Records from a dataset
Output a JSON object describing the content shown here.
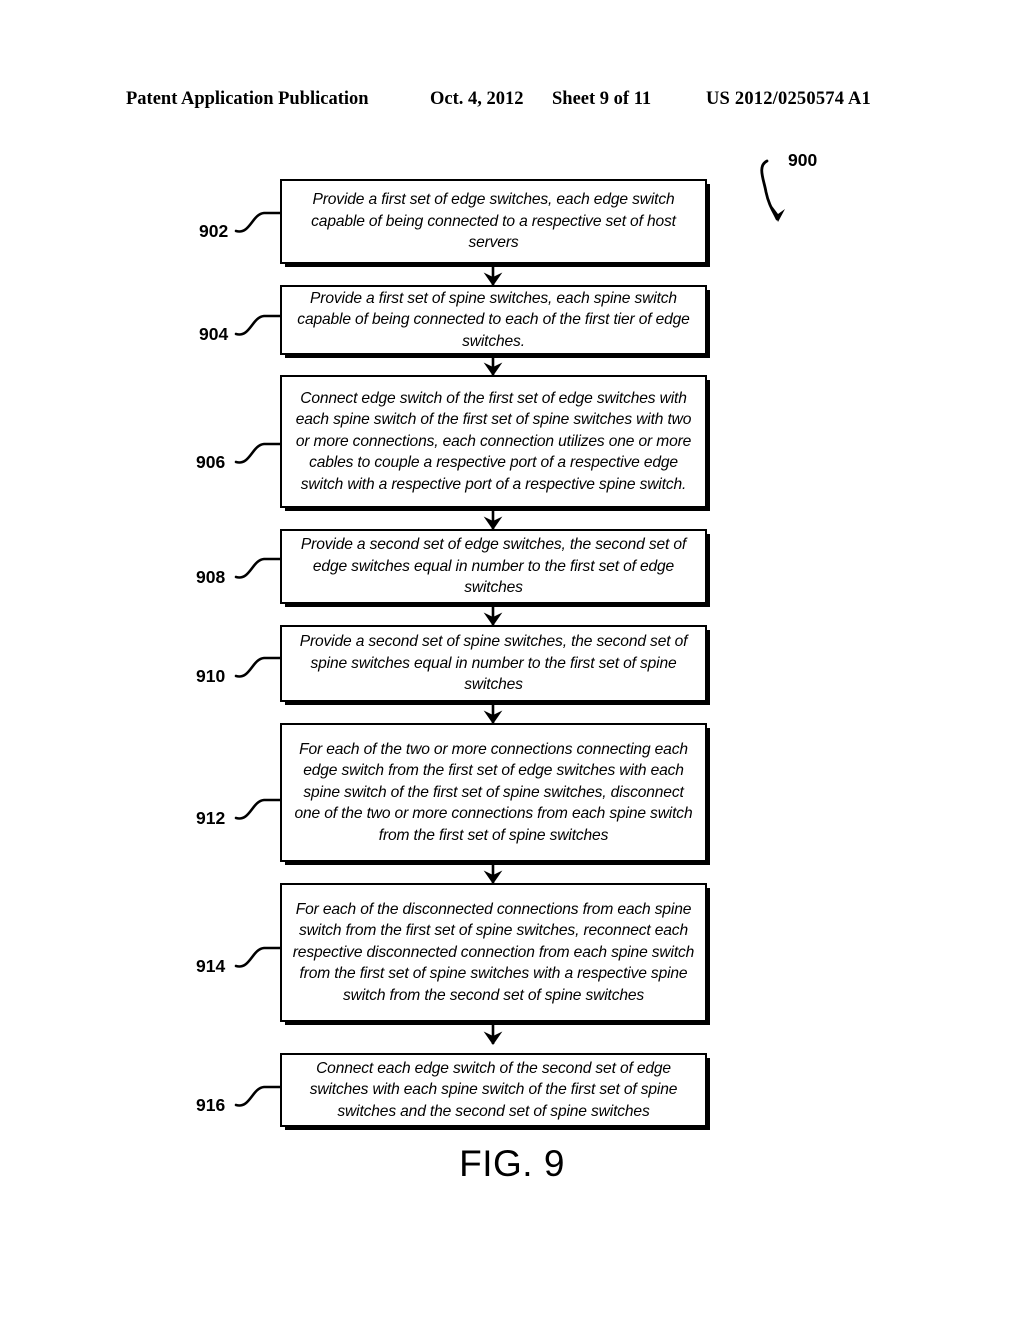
{
  "header": {
    "publication": "Patent Application Publication",
    "date": "Oct. 4, 2012",
    "sheet": "Sheet 9 of 11",
    "patent_number": "US 2012/0250574 A1"
  },
  "figure": {
    "caption": "FIG. 9",
    "diagram_ref": "900"
  },
  "flowchart": {
    "steps": [
      {
        "ref": "902",
        "text": "Provide a first set of edge switches, each edge switch capable of being connected to a respective set of host servers"
      },
      {
        "ref": "904",
        "text": "Provide a first set of spine switches, each spine switch capable of being connected to each of the first tier of edge switches."
      },
      {
        "ref": "906",
        "text": "Connect edge switch of the first set of edge switches with each spine switch of the first set of spine switches with two or more connections, each connection utilizes one or more cables to couple a respective port of a respective edge switch with a respective port of a respective spine switch."
      },
      {
        "ref": "908",
        "text": "Provide a second set of edge switches, the second set of edge switches equal in number to the first set of edge switches"
      },
      {
        "ref": "910",
        "text": "Provide a second set of spine switches, the second set of spine switches equal in number to the first set of spine switches"
      },
      {
        "ref": "912",
        "text": "For each of the two or more connections connecting each edge switch from the first set of edge switches with each spine switch of the first set of spine switches, disconnect one of the two or more connections from each spine switch from the first set of spine switches"
      },
      {
        "ref": "914",
        "text": "For each of the disconnected connections from each spine switch from the first set of spine switches, reconnect each respective disconnected connection from each spine switch from the first set of spine switches with a respective spine switch from the second set of spine switches"
      },
      {
        "ref": "916",
        "text": "Connect each edge switch of the second set of edge switches with each spine switch of the first set of spine switches and the second set of spine switches"
      }
    ]
  },
  "colors": {
    "ink": "#000000",
    "paper": "#ffffff"
  }
}
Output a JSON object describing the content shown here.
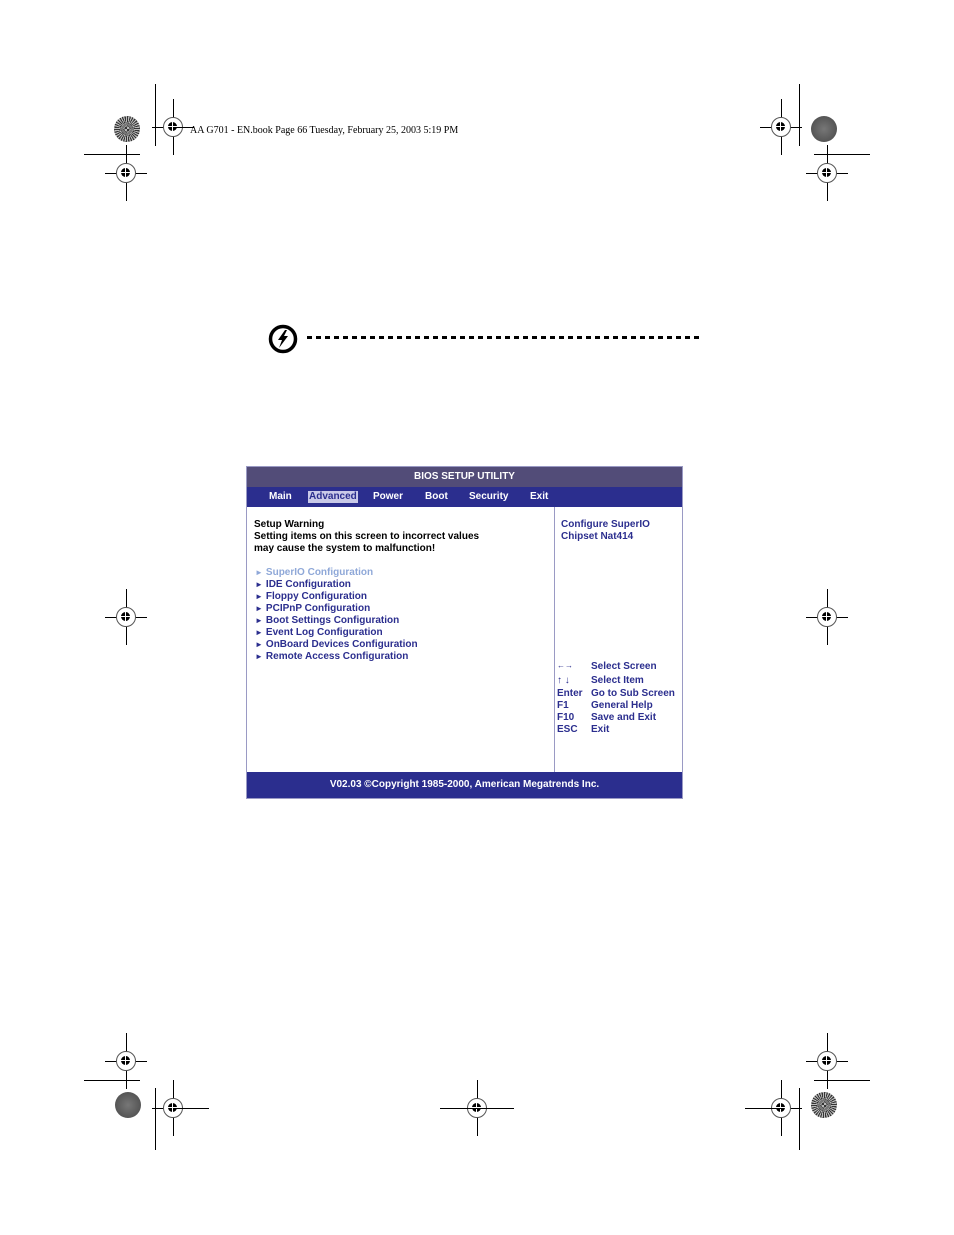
{
  "page_header": {
    "text": "AA G701 - EN.book  Page 66  Tuesday, February 25, 2003  5:19 PM"
  },
  "warning_icon": "lightning-warning-icon",
  "bios": {
    "title": "BIOS SETUP UTILITY",
    "tabs": [
      {
        "label": "Main",
        "active": false
      },
      {
        "label": "Advanced",
        "active": true
      },
      {
        "label": "Power",
        "active": false
      },
      {
        "label": "Boot",
        "active": false
      },
      {
        "label": "Security",
        "active": false
      },
      {
        "label": "Exit",
        "active": false
      }
    ],
    "warning": {
      "title": "Setup Warning",
      "lines": [
        "Setting items on this screen to incorrect values",
        "may cause the system to malfunction!"
      ]
    },
    "menu_items": [
      {
        "label": "SuperIO Configuration",
        "selected": true
      },
      {
        "label": "IDE Configuration",
        "selected": false
      },
      {
        "label": "Floppy Configuration",
        "selected": false
      },
      {
        "label": "PCIPnP Configuration",
        "selected": false
      },
      {
        "label": "Boot Settings Configuration",
        "selected": false
      },
      {
        "label": "Event Log Configuration",
        "selected": false
      },
      {
        "label": "OnBoard Devices Configuration",
        "selected": false
      },
      {
        "label": "Remote Access Configuration",
        "selected": false
      }
    ],
    "item_arrow": "►",
    "help_text": [
      "Configure SuperIO",
      "Chipset Nat414"
    ],
    "keys": [
      {
        "key": "←→",
        "desc": "Select Screen"
      },
      {
        "key": "↑ ↓",
        "desc": "Select Item"
      },
      {
        "key": "Enter",
        "desc": "Go to Sub Screen"
      },
      {
        "key": "F1",
        "desc": "General Help"
      },
      {
        "key": "F10",
        "desc": "Save and Exit"
      },
      {
        "key": "ESC",
        "desc": "Exit"
      }
    ],
    "footer": "V02.03 ©Copyright 1985-2000, American Megatrends Inc.",
    "colors": {
      "title_bar": "#524c78",
      "menu_bar": "#2b2e8e",
      "text_blue": "#2b2e8e",
      "selected_item": "#8fa8d8",
      "active_tab_bg": "#c9c9e8"
    }
  }
}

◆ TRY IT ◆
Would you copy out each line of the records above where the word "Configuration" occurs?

◆ ANSWER FOR THE TASK ◆
        "label": "SuperIO Configuration",
        "label": "IDE Configuration",
        "label": "Floppy Configuration",
        "label": "PCIPnP Configuration",
        "label": "Boot Settings Configuration",
        "label": "Event Log Configuration",
        "label": "OnBoard Devices Configuration",
        "label": "Remote Access Configuration",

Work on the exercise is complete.